*** DATA SUPPLIED Section Begins ***

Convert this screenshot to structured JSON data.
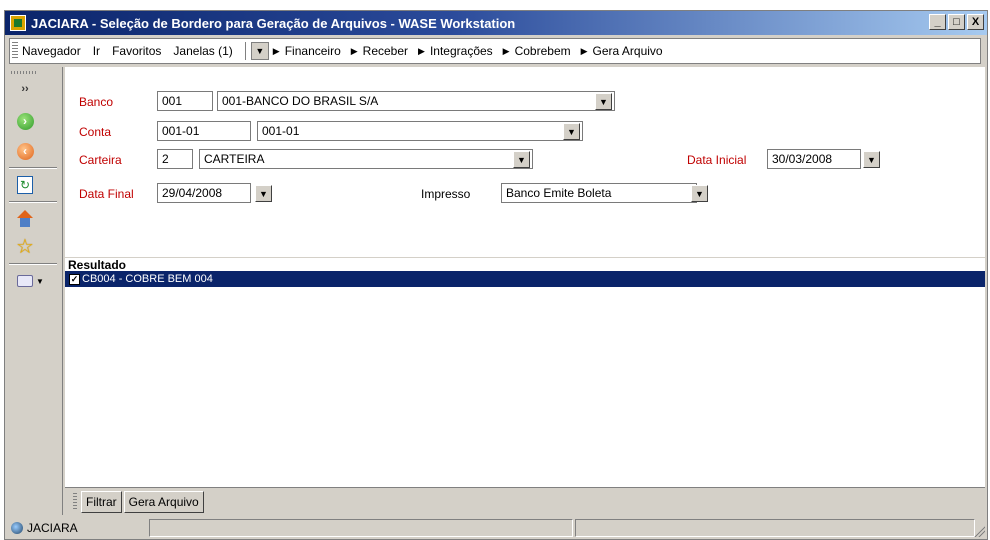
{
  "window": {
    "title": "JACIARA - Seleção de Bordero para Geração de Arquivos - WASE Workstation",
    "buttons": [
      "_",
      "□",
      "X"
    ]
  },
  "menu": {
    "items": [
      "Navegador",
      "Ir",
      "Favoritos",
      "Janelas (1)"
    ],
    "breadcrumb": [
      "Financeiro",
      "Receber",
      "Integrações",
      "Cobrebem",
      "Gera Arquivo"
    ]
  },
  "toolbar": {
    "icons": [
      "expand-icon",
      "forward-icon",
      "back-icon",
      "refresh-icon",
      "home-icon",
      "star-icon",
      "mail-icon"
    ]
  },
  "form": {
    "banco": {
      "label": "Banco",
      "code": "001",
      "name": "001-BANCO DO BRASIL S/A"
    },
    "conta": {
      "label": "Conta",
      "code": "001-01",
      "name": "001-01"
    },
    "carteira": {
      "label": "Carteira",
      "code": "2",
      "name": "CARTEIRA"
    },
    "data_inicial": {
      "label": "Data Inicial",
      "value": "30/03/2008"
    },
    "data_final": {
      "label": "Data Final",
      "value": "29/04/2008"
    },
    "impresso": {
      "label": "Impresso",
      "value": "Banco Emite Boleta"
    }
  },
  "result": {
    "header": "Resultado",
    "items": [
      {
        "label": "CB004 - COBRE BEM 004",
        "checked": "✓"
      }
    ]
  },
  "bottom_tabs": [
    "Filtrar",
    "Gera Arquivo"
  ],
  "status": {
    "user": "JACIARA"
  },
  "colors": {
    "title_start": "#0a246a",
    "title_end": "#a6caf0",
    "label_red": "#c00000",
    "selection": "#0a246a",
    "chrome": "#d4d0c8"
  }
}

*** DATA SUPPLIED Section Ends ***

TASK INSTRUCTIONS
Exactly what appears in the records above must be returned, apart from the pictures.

OUTPUT BELOW
Convert this screenshot to structured JSON data.
{
  "window": {
    "title": "JACIARA - Seleção de Bordero para Geração de Arquivos - WASE Workstation",
    "buttons": [
      "_",
      "□",
      "X"
    ]
  },
  "menu": {
    "items": [
      "Navegador",
      "Ir",
      "Favoritos",
      "Janelas (1)"
    ],
    "breadcrumb": [
      "Financeiro",
      "Receber",
      "Integrações",
      "Cobrebem",
      "Gera Arquivo"
    ]
  },
  "toolbar": {
    "icons": [
      "expand-icon",
      "forward-icon",
      "back-icon",
      "refresh-icon",
      "home-icon",
      "star-icon",
      "mail-icon"
    ]
  },
  "form": {
    "banco": {
      "label": "Banco",
      "code": "001",
      "name": "001-BANCO DO BRASIL S/A"
    },
    "conta": {
      "label": "Conta",
      "code": "001-01",
      "name": "001-01"
    },
    "carteira": {
      "label": "Carteira",
      "code": "2",
      "name": "CARTEIRA"
    },
    "data_inicial": {
      "label": "Data Inicial",
      "value": "30/03/2008"
    },
    "data_final": {
      "label": "Data Final",
      "value": "29/04/2008"
    },
    "impresso": {
      "label": "Impresso",
      "value": "Banco Emite Boleta"
    }
  },
  "result": {
    "header": "Resultado",
    "items": [
      {
        "label": "CB004 - COBRE BEM 004",
        "checked": "✓"
      }
    ]
  },
  "bottom_tabs": [
    "Filtrar",
    "Gera Arquivo"
  ],
  "status": {
    "user": "JACIARA"
  },
  "colors": {
    "title_start": "#0a246a",
    "title_end": "#a6caf0",
    "label_red": "#c00000",
    "selection": "#0a246a",
    "chrome": "#d4d0c8"
  }
}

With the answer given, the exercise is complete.